* **EXERCISE DETAILS**:
Take the entries below and give them back exactly. Leave out nothing.

* **DATASET EXCERPTS**:
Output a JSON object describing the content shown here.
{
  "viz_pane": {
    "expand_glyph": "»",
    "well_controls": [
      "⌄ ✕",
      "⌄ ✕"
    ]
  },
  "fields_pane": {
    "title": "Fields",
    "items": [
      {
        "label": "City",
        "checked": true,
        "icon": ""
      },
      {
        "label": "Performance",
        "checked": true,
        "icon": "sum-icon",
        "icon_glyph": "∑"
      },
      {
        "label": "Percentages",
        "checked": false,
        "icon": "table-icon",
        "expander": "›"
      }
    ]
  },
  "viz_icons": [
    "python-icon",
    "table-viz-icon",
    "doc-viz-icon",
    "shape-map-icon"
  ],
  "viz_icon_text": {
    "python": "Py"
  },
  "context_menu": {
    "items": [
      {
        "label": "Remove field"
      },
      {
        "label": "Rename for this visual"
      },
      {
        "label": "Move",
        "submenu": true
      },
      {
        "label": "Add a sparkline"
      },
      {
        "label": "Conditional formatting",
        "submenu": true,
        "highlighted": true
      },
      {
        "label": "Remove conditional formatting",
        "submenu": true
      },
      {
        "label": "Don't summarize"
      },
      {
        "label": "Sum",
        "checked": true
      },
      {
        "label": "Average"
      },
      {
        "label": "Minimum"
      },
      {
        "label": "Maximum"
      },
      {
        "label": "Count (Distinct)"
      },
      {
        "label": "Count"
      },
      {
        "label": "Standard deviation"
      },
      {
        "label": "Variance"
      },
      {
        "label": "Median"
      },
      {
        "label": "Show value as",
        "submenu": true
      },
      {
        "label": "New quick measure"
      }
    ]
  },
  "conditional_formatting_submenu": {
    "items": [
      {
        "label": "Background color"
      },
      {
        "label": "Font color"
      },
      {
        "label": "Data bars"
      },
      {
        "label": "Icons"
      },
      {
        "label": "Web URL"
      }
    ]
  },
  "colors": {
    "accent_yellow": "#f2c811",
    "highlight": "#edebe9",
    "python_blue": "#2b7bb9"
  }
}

* **SOLUTION TO THE PROBLEM**:
Output a JSON object describing the content shown here.
{
  "viz_pane": {
    "expand_glyph": "»",
    "well_controls": [
      "⌄ ✕",
      "⌄ ✕"
    ]
  },
  "fields_pane": {
    "title": "Fields",
    "items": [
      {
        "label": "City",
        "checked": true,
        "icon": ""
      },
      {
        "label": "Performance",
        "checked": true,
        "icon": "sum-icon",
        "icon_glyph": "∑"
      },
      {
        "label": "Percentages",
        "checked": false,
        "icon": "table-icon",
        "expander": "›"
      }
    ]
  },
  "viz_icons": [
    "python-icon",
    "table-viz-icon",
    "doc-viz-icon",
    "shape-map-icon"
  ],
  "viz_icon_text": {
    "python": "Py"
  },
  "context_menu": {
    "items": [
      {
        "label": "Remove field"
      },
      {
        "label": "Rename for this visual"
      },
      {
        "label": "Move",
        "submenu": true
      },
      {
        "label": "Add a sparkline"
      },
      {
        "label": "Conditional formatting",
        "submenu": true,
        "highlighted": true
      },
      {
        "label": "Remove conditional formatting",
        "submenu": true
      },
      {
        "label": "Don't summarize"
      },
      {
        "label": "Sum",
        "checked": true
      },
      {
        "label": "Average"
      },
      {
        "label": "Minimum"
      },
      {
        "label": "Maximum"
      },
      {
        "label": "Count (Distinct)"
      },
      {
        "label": "Count"
      },
      {
        "label": "Standard deviation"
      },
      {
        "label": "Variance"
      },
      {
        "label": "Median"
      },
      {
        "label": "Show value as",
        "submenu": true
      },
      {
        "label": "New quick measure"
      }
    ]
  },
  "conditional_formatting_submenu": {
    "items": [
      {
        "label": "Background color"
      },
      {
        "label": "Font color"
      },
      {
        "label": "Data bars"
      },
      {
        "label": "Icons"
      },
      {
        "label": "Web URL"
      }
    ]
  },
  "colors": {
    "accent_yellow": "#f2c811",
    "highlight": "#edebe9",
    "python_blue": "#2b7bb9"
  }
}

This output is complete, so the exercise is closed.